Unsurprisingly, the insurance industry is generally perceived as an archaic, slow-moving industry. An industry characterised by significant (and ever-changing) regulation, legacy systems and quite frankly, a black box that few people dare try to understand and engage with.
As history has proven time and again, the best innovation often comes from outside the bubble. From the non-traditionalists who are free from conventional thinking. From those who prefer to approach things from first-principles. Those who are currently transforming entire industries with the power of software.
Sadly, these “outsiders” have largely been locked out of the insurance industry. Blocked by cultural inertia and the lack of key technology building blocks.
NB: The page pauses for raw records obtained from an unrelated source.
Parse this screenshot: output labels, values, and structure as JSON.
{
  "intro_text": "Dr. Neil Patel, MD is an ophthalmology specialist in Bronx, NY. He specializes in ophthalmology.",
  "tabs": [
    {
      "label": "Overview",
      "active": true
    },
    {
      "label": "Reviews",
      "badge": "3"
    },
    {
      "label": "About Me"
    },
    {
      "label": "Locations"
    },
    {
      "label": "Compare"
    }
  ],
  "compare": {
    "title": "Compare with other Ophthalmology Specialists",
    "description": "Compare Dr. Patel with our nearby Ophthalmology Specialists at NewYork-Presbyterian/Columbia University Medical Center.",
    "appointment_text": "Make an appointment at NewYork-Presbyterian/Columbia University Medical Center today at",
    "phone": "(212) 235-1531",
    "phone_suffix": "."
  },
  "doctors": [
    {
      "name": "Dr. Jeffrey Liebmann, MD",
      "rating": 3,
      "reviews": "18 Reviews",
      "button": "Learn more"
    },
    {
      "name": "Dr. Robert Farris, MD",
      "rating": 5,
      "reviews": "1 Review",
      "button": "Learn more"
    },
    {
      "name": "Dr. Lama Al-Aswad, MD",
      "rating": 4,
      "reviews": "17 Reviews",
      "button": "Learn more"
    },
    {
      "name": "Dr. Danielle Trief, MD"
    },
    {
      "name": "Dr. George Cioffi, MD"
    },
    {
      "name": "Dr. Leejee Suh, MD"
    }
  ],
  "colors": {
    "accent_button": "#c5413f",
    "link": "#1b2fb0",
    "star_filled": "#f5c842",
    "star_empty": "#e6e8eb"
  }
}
So what do I mean by technology building blocks? Essentially, modern software innovation practices involve building brand new value by combining the prior work of others. Prior work, or "web-services" in the case of the cloud, is accessed through standard Application Programming Interfaces (APIs). These allow different software programs or services to interact with each other. APIs are the building blocks in the digital world. Are you starting to see the Lego?
Today, APIs exist for most things, including GPS location, payments, weather, email or SMS. There are even APIs to get pictures of Mars captured by JPL’s rovers and APIs to send snail mail through the post. But APIs for insurance? Until now...nothing.
Root has built an operating system for innovators in insurance. Through a comprehensive API toolkit, the full gambit of building blocks is now available to innovators. The toolkit includes everything required to prototype and launch compliant insurance products. It takes care of all the complexities involved across different insurance products, so that innovators can stay focused on what matters most: their customers.
During my time here at Root, I've experienced how these building blocks can enable companies to launch a variety of insurance products fast. Companies ranging from small startups to large incumbent insurers, and from brokers to large national retailers. Seeing what the power of software innovation in insurance can unlock has truly opened my eyes.
Now that the world of insurance is unbundling, what do you think the future will hold?
By the way, if you’re interested in joining this exciting mission: we’re hiring! Take a look at our careers page to see what’s going on at Root! :)
Root is an end-to-end digital insurance platform that enables you to launch new products and digital engagement channels fast. We package all the compliance, regulatory and reporting complexities behind easy-to-use APIs, allowing your team to focus on building great customer experiences.